» **WHAT IS BEING ASKED**
Write out all of the entries exactly as given.

» **SOURCE RECORDS**
=====
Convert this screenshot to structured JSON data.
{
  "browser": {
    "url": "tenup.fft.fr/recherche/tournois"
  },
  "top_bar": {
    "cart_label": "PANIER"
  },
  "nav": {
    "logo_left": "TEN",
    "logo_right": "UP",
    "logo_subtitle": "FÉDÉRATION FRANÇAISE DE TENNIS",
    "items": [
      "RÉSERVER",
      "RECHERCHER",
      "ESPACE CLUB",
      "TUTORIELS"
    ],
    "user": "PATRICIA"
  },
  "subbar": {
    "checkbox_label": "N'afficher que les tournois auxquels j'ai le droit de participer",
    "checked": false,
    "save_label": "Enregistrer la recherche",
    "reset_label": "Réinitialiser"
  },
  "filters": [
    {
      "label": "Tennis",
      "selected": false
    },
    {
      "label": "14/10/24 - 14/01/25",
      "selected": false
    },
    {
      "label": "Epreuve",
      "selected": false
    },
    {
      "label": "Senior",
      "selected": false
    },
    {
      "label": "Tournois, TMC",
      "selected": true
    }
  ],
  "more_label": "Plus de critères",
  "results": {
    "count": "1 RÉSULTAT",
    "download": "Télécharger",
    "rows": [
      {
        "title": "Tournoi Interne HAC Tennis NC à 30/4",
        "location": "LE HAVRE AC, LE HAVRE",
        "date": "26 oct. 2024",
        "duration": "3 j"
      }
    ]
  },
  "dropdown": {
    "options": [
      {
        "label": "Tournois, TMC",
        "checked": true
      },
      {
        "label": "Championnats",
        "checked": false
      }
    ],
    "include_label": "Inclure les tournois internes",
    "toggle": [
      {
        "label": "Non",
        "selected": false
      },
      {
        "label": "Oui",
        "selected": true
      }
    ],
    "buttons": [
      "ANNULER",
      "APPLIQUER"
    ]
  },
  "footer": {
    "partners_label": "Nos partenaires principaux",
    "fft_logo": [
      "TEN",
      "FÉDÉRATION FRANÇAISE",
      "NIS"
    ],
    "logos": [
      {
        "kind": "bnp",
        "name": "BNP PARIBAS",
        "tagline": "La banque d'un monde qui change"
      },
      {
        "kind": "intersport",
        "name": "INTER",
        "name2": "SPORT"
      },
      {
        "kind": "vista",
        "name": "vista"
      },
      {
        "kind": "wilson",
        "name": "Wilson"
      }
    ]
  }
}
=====
» **ANSWER SECTION**
Convert this screenshot to structured JSON data.
{
  "browser": {
    "url": "tenup.fft.fr/recherche/tournois"
  },
  "top_bar": {
    "cart_label": "PANIER"
  },
  "nav": {
    "logo_left": "TEN",
    "logo_right": "UP",
    "logo_subtitle": "FÉDÉRATION FRANÇAISE DE TENNIS",
    "items": [
      "RÉSERVER",
      "RECHERCHER",
      "ESPACE CLUB",
      "TUTORIELS"
    ],
    "user": "PATRICIA"
  },
  "subbar": {
    "checkbox_label": "N'afficher que les tournois auxquels j'ai le droit de participer",
    "checked": false,
    "save_label": "Enregistrer la recherche",
    "reset_label": "Réinitialiser"
  },
  "filters": [
    {
      "label": "Tennis",
      "selected": false
    },
    {
      "label": "14/10/24 - 14/01/25",
      "selected": false
    },
    {
      "label": "Epreuve",
      "selected": false
    },
    {
      "label": "Senior",
      "selected": false
    },
    {
      "label": "Tournois, TMC",
      "selected": true
    }
  ],
  "more_label": "Plus de critères",
  "results": {
    "count": "1 RÉSULTAT",
    "download": "Télécharger",
    "rows": [
      {
        "title": "Tournoi Interne HAC Tennis NC à 30/4",
        "location": "LE HAVRE AC, LE HAVRE",
        "date": "26 oct. 2024",
        "duration": "3 j"
      }
    ]
  },
  "dropdown": {
    "options": [
      {
        "label": "Tournois, TMC",
        "checked": true
      },
      {
        "label": "Championnats",
        "checked": false
      }
    ],
    "include_label": "Inclure les tournois internes",
    "toggle": [
      {
        "label": "Non",
        "selected": false
      },
      {
        "label": "Oui",
        "selected": true
      }
    ],
    "buttons": [
      "ANNULER",
      "APPLIQUER"
    ]
  },
  "footer": {
    "partners_label": "Nos partenaires principaux",
    "fft_logo": [
      "TEN",
      "FÉDÉRATION FRANÇAISE",
      "NIS"
    ],
    "logos": [
      {
        "kind": "bnp",
        "name": "BNP PARIBAS",
        "tagline": "La banque d'un monde qui change"
      },
      {
        "kind": "intersport",
        "name": "INTER",
        "name2": "SPORT"
      },
      {
        "kind": "vista",
        "name": "vista"
      },
      {
        "kind": "wilson",
        "name": "Wilson"
      }
    ]
  }
}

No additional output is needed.